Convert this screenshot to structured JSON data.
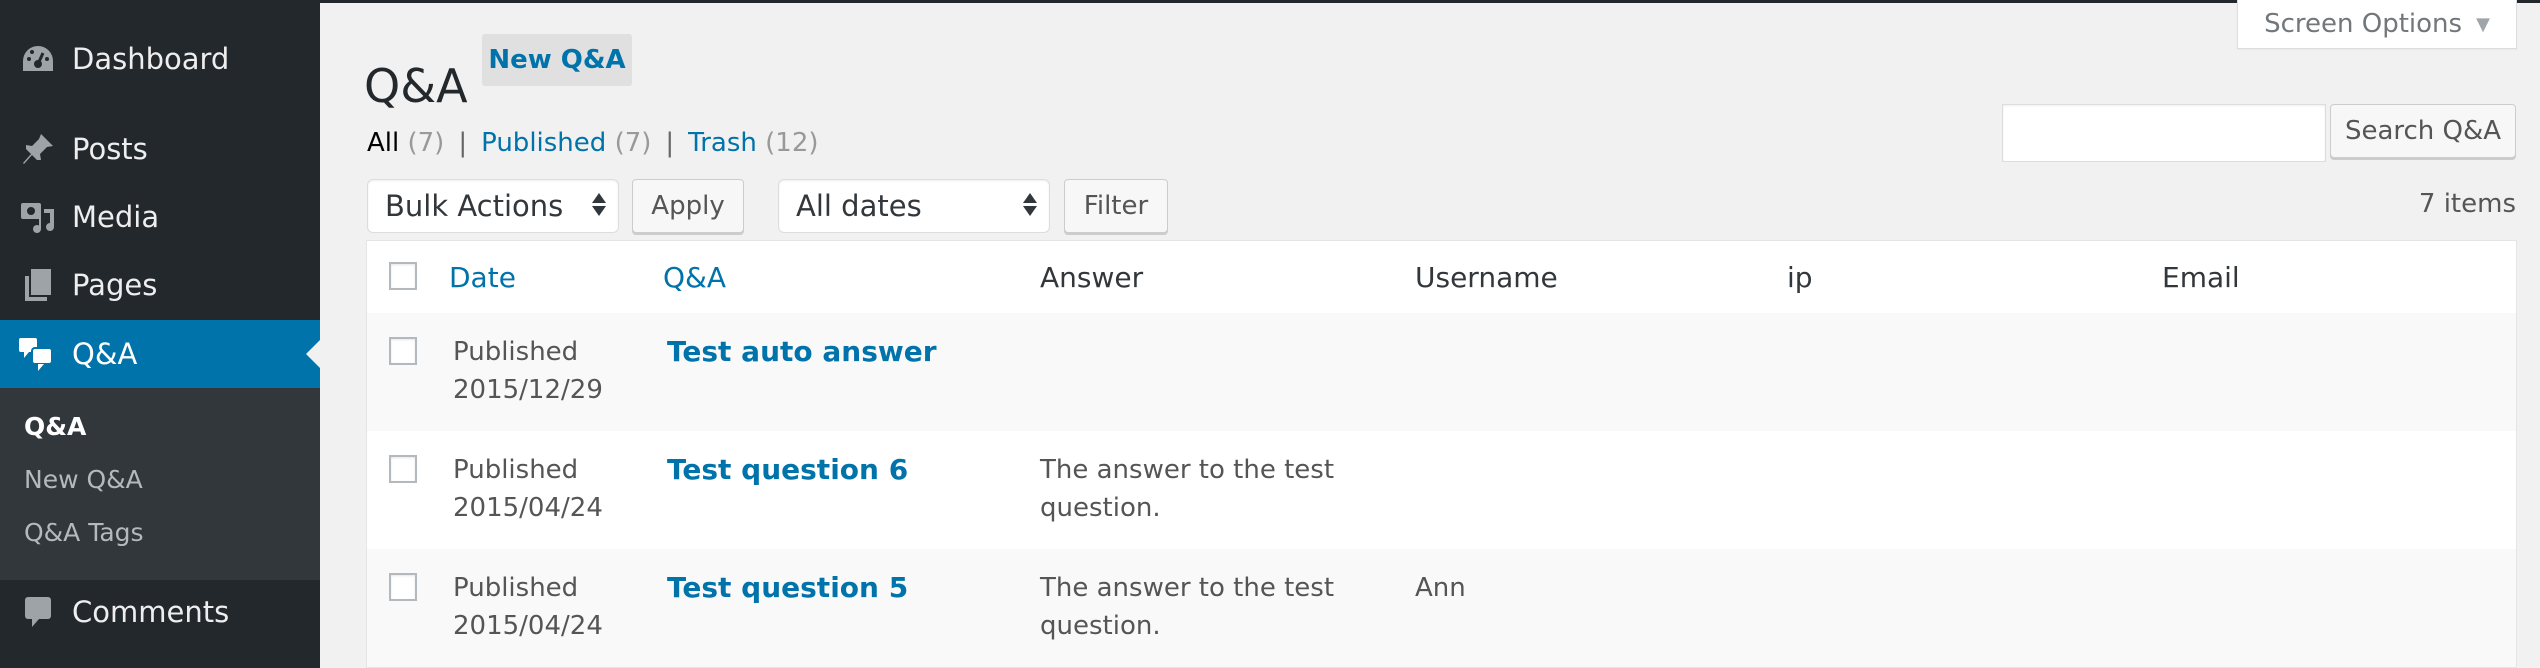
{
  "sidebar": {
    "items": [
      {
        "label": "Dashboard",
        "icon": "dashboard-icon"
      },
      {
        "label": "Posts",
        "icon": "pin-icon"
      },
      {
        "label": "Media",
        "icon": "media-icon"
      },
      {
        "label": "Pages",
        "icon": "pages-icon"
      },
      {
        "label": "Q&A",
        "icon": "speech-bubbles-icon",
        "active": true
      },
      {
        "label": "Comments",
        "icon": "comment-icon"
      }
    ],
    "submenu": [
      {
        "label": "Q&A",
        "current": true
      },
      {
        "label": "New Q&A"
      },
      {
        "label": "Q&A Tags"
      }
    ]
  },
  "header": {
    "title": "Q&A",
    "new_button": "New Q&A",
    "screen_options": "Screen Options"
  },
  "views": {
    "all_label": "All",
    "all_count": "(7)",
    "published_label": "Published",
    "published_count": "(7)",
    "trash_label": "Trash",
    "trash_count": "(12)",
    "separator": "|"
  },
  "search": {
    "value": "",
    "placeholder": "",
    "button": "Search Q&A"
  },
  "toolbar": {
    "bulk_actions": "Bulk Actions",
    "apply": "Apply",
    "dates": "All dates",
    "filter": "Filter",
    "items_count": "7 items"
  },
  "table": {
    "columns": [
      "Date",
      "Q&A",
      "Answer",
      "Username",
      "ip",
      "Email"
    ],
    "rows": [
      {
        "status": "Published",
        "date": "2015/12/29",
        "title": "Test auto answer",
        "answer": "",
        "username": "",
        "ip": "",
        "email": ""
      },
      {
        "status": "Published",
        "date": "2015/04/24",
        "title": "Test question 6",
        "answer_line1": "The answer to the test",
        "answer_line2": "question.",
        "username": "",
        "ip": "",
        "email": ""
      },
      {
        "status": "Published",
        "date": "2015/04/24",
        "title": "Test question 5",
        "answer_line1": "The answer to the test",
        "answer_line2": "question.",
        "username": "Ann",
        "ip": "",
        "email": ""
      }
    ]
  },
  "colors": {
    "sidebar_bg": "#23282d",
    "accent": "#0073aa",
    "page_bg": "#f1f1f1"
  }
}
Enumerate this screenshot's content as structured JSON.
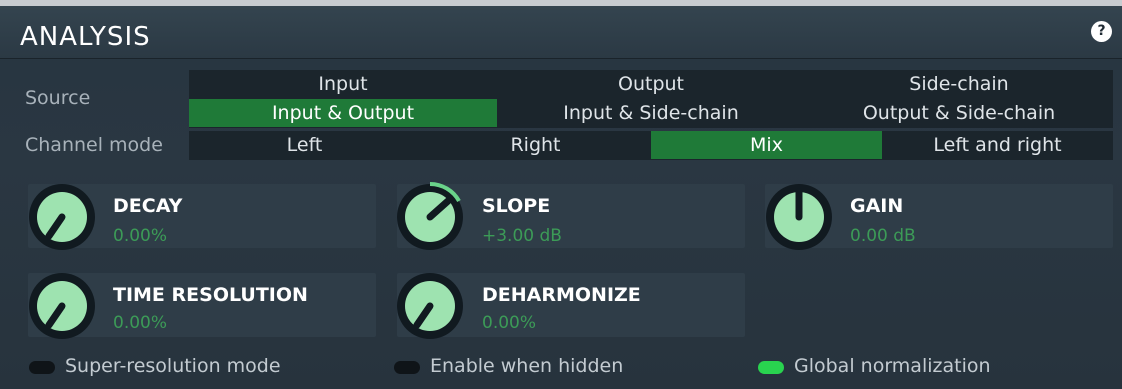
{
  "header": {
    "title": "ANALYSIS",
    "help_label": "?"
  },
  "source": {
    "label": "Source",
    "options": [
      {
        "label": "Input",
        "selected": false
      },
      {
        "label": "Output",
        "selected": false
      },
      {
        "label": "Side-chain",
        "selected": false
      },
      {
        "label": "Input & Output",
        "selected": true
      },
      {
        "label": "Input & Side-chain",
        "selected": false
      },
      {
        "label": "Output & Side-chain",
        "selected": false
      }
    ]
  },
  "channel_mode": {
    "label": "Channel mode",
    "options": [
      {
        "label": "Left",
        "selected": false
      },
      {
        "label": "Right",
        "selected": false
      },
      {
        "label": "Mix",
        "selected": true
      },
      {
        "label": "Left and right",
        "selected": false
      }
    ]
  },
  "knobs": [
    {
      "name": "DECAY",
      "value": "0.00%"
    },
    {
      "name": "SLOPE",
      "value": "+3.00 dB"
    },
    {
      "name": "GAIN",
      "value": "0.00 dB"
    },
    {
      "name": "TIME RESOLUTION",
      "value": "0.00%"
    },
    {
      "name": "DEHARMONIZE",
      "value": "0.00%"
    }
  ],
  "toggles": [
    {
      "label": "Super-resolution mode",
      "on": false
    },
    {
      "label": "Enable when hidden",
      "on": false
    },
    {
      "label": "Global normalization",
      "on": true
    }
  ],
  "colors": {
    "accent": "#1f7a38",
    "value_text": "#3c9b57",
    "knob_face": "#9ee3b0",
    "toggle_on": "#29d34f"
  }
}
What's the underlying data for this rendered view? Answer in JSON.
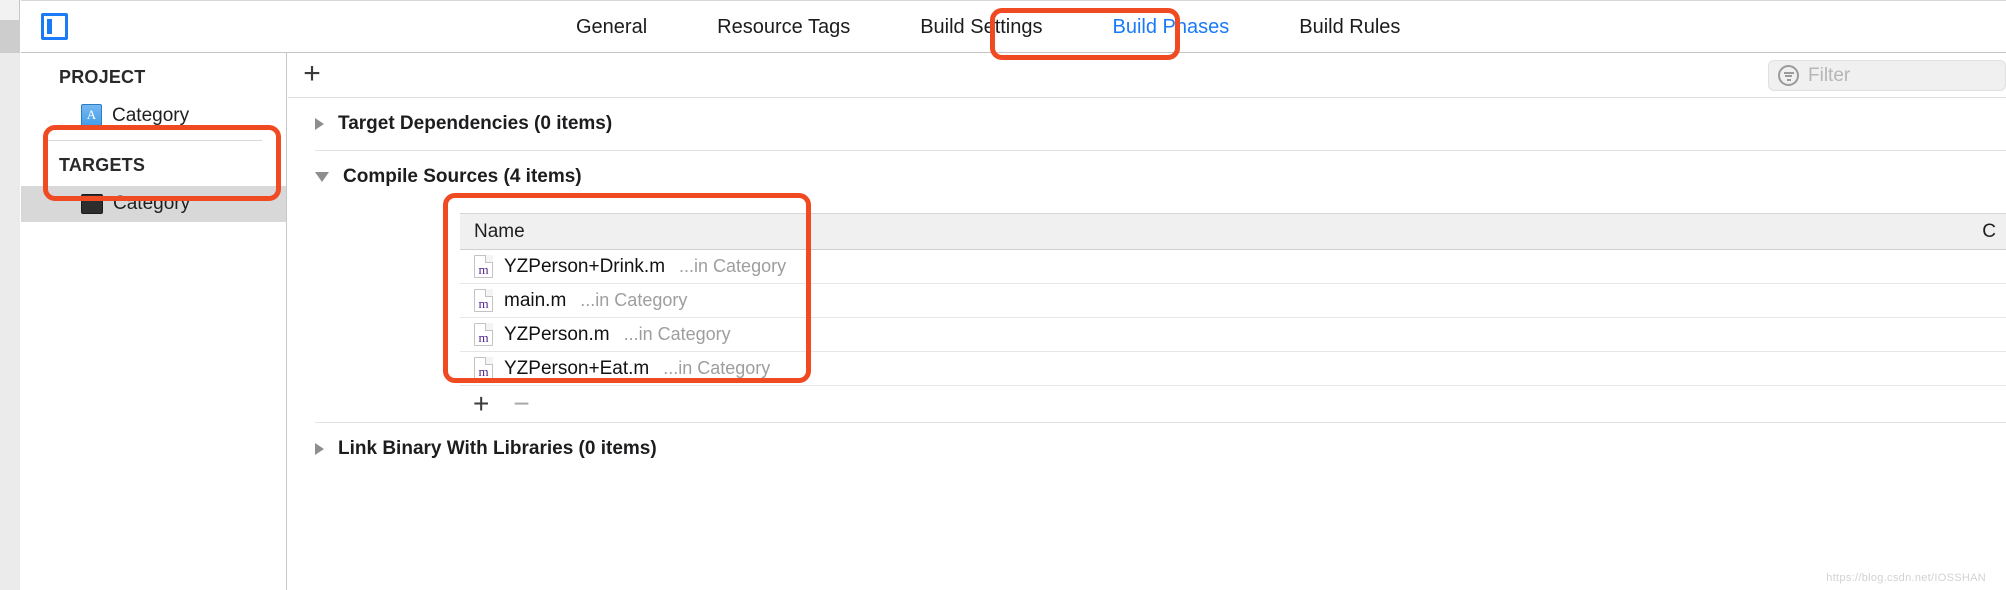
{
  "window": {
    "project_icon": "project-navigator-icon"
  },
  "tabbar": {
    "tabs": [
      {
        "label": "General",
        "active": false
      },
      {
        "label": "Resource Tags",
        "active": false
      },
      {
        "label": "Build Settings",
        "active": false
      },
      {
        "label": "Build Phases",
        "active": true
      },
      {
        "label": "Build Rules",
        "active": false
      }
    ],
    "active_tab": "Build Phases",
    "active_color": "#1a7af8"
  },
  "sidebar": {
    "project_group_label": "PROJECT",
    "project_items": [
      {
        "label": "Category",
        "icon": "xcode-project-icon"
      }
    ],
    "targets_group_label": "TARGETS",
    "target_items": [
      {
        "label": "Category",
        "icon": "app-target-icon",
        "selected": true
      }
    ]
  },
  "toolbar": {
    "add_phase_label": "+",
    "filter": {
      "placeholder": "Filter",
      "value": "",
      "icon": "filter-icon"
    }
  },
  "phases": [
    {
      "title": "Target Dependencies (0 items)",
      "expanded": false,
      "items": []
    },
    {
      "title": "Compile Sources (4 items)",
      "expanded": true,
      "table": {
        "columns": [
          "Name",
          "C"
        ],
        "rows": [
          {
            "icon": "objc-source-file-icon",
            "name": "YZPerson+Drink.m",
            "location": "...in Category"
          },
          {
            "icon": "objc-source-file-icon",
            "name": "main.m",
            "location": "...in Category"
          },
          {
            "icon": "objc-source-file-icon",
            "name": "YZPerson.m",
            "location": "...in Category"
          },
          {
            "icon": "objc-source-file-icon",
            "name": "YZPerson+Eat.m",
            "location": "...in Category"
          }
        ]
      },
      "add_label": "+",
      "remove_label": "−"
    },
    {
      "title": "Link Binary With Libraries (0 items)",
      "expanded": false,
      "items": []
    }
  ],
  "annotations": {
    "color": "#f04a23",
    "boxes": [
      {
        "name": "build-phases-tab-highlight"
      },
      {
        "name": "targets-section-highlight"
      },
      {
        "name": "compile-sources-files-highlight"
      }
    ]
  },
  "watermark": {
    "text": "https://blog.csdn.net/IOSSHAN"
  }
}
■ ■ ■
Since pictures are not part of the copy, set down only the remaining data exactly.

**Exercise answer**
Convert this screenshot to structured JSON data.
{
  "sidebar": {
    "items": [
      {
        "label": "Dashboard",
        "icon": "dashboard-icon"
      },
      {
        "label": "Posts",
        "icon": "pin-icon"
      },
      {
        "label": "Media",
        "icon": "media-icon"
      },
      {
        "label": "Pages",
        "icon": "pages-icon"
      },
      {
        "label": "Q&A",
        "icon": "speech-bubbles-icon",
        "active": true
      },
      {
        "label": "Comments",
        "icon": "comment-icon"
      }
    ],
    "submenu": [
      {
        "label": "Q&A",
        "current": true
      },
      {
        "label": "New Q&A"
      },
      {
        "label": "Q&A Tags"
      }
    ]
  },
  "header": {
    "title": "Q&A",
    "new_button": "New Q&A",
    "screen_options": "Screen Options"
  },
  "views": {
    "all_label": "All",
    "all_count": "(7)",
    "published_label": "Published",
    "published_count": "(7)",
    "trash_label": "Trash",
    "trash_count": "(12)",
    "separator": "|"
  },
  "search": {
    "value": "",
    "placeholder": "",
    "button": "Search Q&A"
  },
  "toolbar": {
    "bulk_actions": "Bulk Actions",
    "apply": "Apply",
    "dates": "All dates",
    "filter": "Filter",
    "items_count": "7 items"
  },
  "table": {
    "columns": [
      "Date",
      "Q&A",
      "Answer",
      "Username",
      "ip",
      "Email"
    ],
    "rows": [
      {
        "status": "Published",
        "date": "2015/12/29",
        "title": "Test auto answer",
        "answer": "",
        "username": "",
        "ip": "",
        "email": ""
      },
      {
        "status": "Published",
        "date": "2015/04/24",
        "title": "Test question 6",
        "answer_line1": "The answer to the test",
        "answer_line2": "question.",
        "username": "",
        "ip": "",
        "email": ""
      },
      {
        "status": "Published",
        "date": "2015/04/24",
        "title": "Test question 5",
        "answer_line1": "The answer to the test",
        "answer_line2": "question.",
        "username": "Ann",
        "ip": "",
        "email": ""
      }
    ]
  },
  "colors": {
    "sidebar_bg": "#23282d",
    "accent": "#0073aa",
    "page_bg": "#f1f1f1"
  }
}
Enumerate this screenshot's content as structured JSON.
{
  "header": {
    "title": "ANALYSIS",
    "help_label": "?"
  },
  "source": {
    "label": "Source",
    "options": [
      {
        "label": "Input",
        "selected": false
      },
      {
        "label": "Output",
        "selected": false
      },
      {
        "label": "Side-chain",
        "selected": false
      },
      {
        "label": "Input & Output",
        "selected": true
      },
      {
        "label": "Input & Side-chain",
        "selected": false
      },
      {
        "label": "Output & Side-chain",
        "selected": false
      }
    ]
  },
  "channel_mode": {
    "label": "Channel mode",
    "options": [
      {
        "label": "Left",
        "selected": false
      },
      {
        "label": "Right",
        "selected": false
      },
      {
        "label": "Mix",
        "selected": true
      },
      {
        "label": "Left and right",
        "selected": false
      }
    ]
  },
  "knobs": [
    {
      "name": "DECAY",
      "value": "0.00%"
    },
    {
      "name": "SLOPE",
      "value": "+3.00 dB"
    },
    {
      "name": "GAIN",
      "value": "0.00 dB"
    },
    {
      "name": "TIME RESOLUTION",
      "value": "0.00%"
    },
    {
      "name": "DEHARMONIZE",
      "value": "0.00%"
    }
  ],
  "toggles": [
    {
      "label": "Super-resolution mode",
      "on": false
    },
    {
      "label": "Enable when hidden",
      "on": false
    },
    {
      "label": "Global normalization",
      "on": true
    }
  ],
  "colors": {
    "accent": "#1f7a38",
    "value_text": "#3c9b57",
    "knob_face": "#9ee3b0",
    "toggle_on": "#29d34f"
  }
}
What's the underlying data for this rendered view? Answer in JSON.
{
  "window": {
    "project_icon": "project-navigator-icon"
  },
  "tabbar": {
    "tabs": [
      {
        "label": "General",
        "active": false
      },
      {
        "label": "Resource Tags",
        "active": false
      },
      {
        "label": "Build Settings",
        "active": false
      },
      {
        "label": "Build Phases",
        "active": true
      },
      {
        "label": "Build Rules",
        "active": false
      }
    ],
    "active_tab": "Build Phases",
    "active_color": "#1a7af8"
  },
  "sidebar": {
    "project_group_label": "PROJECT",
    "project_items": [
      {
        "label": "Category",
        "icon": "xcode-project-icon"
      }
    ],
    "targets_group_label": "TARGETS",
    "target_items": [
      {
        "label": "Category",
        "icon": "app-target-icon",
        "selected": true
      }
    ]
  },
  "toolbar": {
    "add_phase_label": "+",
    "filter": {
      "placeholder": "Filter",
      "value": "",
      "icon": "filter-icon"
    }
  },
  "phases": [
    {
      "title": "Target Dependencies (0 items)",
      "expanded": false,
      "items": []
    },
    {
      "title": "Compile Sources (4 items)",
      "expanded": true,
      "table": {
        "columns": [
          "Name",
          "C"
        ],
        "rows": [
          {
            "icon": "objc-source-file-icon",
            "name": "YZPerson+Drink.m",
            "location": "...in Category"
          },
          {
            "icon": "objc-source-file-icon",
            "name": "main.m",
            "location": "...in Category"
          },
          {
            "icon": "objc-source-file-icon",
            "name": "YZPerson.m",
            "location": "...in Category"
          },
          {
            "icon": "objc-source-file-icon",
            "name": "YZPerson+Eat.m",
            "location": "...in Category"
          }
        ]
      },
      "add_label": "+",
      "remove_label": "−"
    },
    {
      "title": "Link Binary With Libraries (0 items)",
      "expanded": false,
      "items": []
    }
  ],
  "annotations": {
    "color": "#f04a23",
    "boxes": [
      {
        "name": "build-phases-tab-highlight"
      },
      {
        "name": "targets-section-highlight"
      },
      {
        "name": "compile-sources-files-highlight"
      }
    ]
  },
  "watermark": {
    "text": "https://blog.csdn.net/IOSSHAN"
  }
}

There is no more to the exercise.